Researchers today are more commonly adopting new amorphous thin films as building materials to build these millimeter-scale devices. The new materials hold promise for improving the fabrication of MEMS and the function of the devices beyond that of crystalline thin films, which until now have seen much more use in MEMS and semiconductor industries.

Knowing when and how to best use the amorphous thin films remains somewhat of a guessing game for researchers, though. Zhang will study how conditions such as heat or stress affect these materials’ mechanical properties, using one such material, plasma enhanced chemical vapor deposited silicon oxide thin film, as a case study. Understanding the reliability and characteristics of this material will help the MEMS industry best use these new materials.

“It’s really a unique integration between the pure research and applied science of MEMS technologies,” said Zhang.

Zhang also recently published research in the July issue of the Journal of Micromechanics and Microengineering that could lead to improvements in cantilever structures used in heat sensing. These infrared sensors are used in firefighting and military technology, medical equipment and for diagnosing structural weaknesses in buildings.
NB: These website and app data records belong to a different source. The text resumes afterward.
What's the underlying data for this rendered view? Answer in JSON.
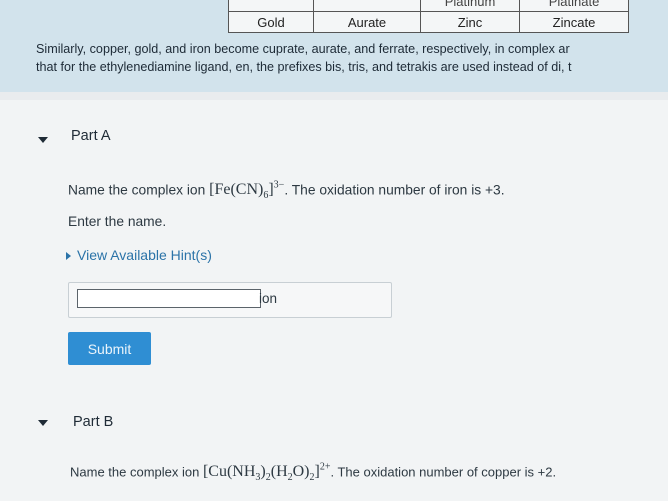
{
  "table": {
    "row_partial": [
      "Platinum",
      "Platinate"
    ],
    "row": [
      "Gold",
      "Aurate",
      "Zinc",
      "Zincate"
    ]
  },
  "intro": {
    "line1": "Similarly, copper, gold, and iron become cuprate, aurate, and ferrate, respectively, in complex ar",
    "line2": "that for the ethylenediamine ligand, en, the prefixes bis, tris, and tetrakis are used instead of di, t"
  },
  "part_a": {
    "title": "Part A",
    "prompt_prefix": "Name the complex ion",
    "formula": {
      "open": "[Fe(CN)",
      "sub": "6",
      "close": "]",
      "charge": "3−"
    },
    "prompt_suffix": ". The oxidation number of iron is +3.",
    "instruction": "Enter the name.",
    "hint_label": "View Available Hint(s)",
    "input_value": "",
    "input_unit": "ion",
    "submit_label": "Submit"
  },
  "part_b": {
    "title": "Part B",
    "prompt_prefix": "Name the complex ion",
    "formula": {
      "p1": "[Cu(NH",
      "s1": "3",
      "p2": ")",
      "s2": "2",
      "p3": "(H",
      "s3": "2",
      "p4": "O)",
      "s4": "2",
      "p5": "]",
      "charge": "2+"
    },
    "prompt_suffix": ". The oxidation number of copper is +2."
  },
  "colors": {
    "accent": "#2f8ed3",
    "link": "#2b73a8"
  }
}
The devices’ heat sensing ability depends on arrays of tiny cantilevers. The degree of cantilever bending correlates to changes in heat. But the delicate cantilevers, each just 50 micrometers by 50 micrometers, can pre-bend during manufacture when they are layered just a half a micrometer apart from each other, ruining the sensitivity and usability of the final product.

Zhang’s research into the stresses that cause this premature bending may lead to improvements in cantilever manufacture, making the next generation of infrared sensing technologies more durable and more sensitive than those available today.

Xin Zhang's team uses this Cascade probe station to characterize MEMS structures and devices.
Xin Zhang's team uses this Cascade probe station to characterize MEMS structures and devices.